Last month, Carole presented a patient of a young man presenting with rapidly progressive polyarthralgia and sore throat who was found to have disseminated gonorrhea. Urine GCCT NAAT was negative, but pharyngeal NAAT was positive for gonorrhea.
The most common manifestations of N. gonorrhoeae are cervicitis and PID in females and urtherthris and epididymitis in males. Extragenital manifestations include proctitis, pharyngitis and conjunctivitis. Disseminated gonococcal infections occurs in only 0.5-3% of cases, and classily presents with septic arthritis – polyarthralgia and involvement of distal joints should increase your suspicion for gonorrhea.
Carole emphasized with this case that swabbing the mucosal site of symptoms has an increased sensitivity compared to culture. For those with septic arthritis, cultures for N. gonorrhoeae may only be positive in approximately 50% of cases and gram stain is even less sensitive at 10% (see image for your classic gram negative diplococci). Blood cultures have <10% sensitivity even in disseminated cases.
The Brief Case: Disseminated Neisseria gonorrhoeae in an 18-Year-Old Female
Julianne E. Burns, Erin H. Graf
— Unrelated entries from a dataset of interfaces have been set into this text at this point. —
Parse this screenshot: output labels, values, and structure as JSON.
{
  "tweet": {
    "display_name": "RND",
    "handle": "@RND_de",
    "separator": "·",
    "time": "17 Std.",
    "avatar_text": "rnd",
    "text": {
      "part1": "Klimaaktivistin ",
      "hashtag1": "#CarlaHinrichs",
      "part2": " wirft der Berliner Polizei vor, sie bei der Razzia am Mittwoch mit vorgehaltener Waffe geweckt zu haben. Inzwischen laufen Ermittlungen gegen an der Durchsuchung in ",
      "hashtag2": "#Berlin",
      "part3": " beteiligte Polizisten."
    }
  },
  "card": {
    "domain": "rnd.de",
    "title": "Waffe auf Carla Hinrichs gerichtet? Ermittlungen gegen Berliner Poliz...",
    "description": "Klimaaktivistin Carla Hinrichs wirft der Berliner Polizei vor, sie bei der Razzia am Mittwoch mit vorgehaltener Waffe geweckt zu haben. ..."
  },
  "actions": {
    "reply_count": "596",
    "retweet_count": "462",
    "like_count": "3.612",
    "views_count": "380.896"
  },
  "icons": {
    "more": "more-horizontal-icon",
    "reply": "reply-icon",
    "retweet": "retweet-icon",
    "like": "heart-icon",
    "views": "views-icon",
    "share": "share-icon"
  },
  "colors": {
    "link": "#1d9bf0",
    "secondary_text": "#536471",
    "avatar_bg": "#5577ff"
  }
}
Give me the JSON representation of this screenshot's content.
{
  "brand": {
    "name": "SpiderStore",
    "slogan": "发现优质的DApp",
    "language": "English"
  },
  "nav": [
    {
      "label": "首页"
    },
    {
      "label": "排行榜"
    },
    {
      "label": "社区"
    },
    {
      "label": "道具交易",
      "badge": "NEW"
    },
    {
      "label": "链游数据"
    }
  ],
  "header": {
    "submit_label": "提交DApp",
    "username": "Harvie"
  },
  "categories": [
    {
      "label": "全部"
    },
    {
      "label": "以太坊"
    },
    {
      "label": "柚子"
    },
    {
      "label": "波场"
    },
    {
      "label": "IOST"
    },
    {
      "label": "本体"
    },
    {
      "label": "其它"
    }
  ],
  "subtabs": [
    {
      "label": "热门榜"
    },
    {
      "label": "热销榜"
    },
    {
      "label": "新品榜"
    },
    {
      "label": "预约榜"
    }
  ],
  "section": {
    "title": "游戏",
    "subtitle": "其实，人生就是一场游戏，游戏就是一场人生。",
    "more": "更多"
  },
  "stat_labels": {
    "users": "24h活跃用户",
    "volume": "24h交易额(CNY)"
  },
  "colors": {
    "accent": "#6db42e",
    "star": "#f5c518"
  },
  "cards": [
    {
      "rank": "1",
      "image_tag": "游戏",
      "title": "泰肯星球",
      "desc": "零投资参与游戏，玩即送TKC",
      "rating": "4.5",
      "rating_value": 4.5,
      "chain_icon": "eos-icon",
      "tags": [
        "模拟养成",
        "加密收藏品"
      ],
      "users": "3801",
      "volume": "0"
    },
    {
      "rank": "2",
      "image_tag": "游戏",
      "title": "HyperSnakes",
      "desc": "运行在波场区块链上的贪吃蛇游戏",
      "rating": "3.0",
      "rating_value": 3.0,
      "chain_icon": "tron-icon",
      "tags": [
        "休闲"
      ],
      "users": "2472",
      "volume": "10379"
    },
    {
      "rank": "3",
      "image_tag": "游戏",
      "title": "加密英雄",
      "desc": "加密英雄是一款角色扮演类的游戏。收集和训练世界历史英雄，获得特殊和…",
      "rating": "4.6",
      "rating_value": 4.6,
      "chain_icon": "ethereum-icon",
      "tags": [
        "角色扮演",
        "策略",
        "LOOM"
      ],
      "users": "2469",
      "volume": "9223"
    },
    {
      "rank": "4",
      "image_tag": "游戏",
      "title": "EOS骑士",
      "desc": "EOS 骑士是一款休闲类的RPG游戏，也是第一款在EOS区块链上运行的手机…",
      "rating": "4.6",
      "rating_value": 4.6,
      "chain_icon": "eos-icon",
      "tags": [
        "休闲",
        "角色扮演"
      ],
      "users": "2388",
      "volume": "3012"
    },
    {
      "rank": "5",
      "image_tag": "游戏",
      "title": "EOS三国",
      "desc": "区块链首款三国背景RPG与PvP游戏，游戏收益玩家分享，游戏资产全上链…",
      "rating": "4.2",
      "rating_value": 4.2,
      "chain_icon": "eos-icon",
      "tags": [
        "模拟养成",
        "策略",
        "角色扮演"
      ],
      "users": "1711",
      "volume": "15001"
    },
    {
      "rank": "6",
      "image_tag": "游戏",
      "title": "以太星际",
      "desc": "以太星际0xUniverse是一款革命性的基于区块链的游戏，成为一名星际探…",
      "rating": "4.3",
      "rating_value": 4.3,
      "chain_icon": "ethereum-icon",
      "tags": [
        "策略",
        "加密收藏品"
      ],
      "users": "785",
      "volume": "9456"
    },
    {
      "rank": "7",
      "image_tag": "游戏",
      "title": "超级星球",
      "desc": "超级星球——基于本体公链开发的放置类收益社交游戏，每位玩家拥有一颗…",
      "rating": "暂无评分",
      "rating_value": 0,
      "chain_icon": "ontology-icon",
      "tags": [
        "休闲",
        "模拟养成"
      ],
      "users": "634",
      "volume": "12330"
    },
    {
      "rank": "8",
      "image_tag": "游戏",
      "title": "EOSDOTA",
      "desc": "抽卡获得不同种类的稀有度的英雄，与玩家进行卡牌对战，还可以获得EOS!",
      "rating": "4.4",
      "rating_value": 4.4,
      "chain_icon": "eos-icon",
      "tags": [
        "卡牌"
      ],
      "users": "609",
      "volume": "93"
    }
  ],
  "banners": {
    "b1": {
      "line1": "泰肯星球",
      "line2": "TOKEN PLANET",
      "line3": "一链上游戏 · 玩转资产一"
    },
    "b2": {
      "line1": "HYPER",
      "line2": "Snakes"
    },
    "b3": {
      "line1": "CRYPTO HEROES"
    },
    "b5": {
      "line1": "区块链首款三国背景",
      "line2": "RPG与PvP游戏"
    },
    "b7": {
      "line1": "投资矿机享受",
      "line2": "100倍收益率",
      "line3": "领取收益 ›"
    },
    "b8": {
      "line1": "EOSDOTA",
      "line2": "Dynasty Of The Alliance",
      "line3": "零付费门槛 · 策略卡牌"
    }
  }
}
Journal of Clinical Microbiology Mar 2018, 56 (4) e00932-17; DOI: 10.1128/JCM.00932-17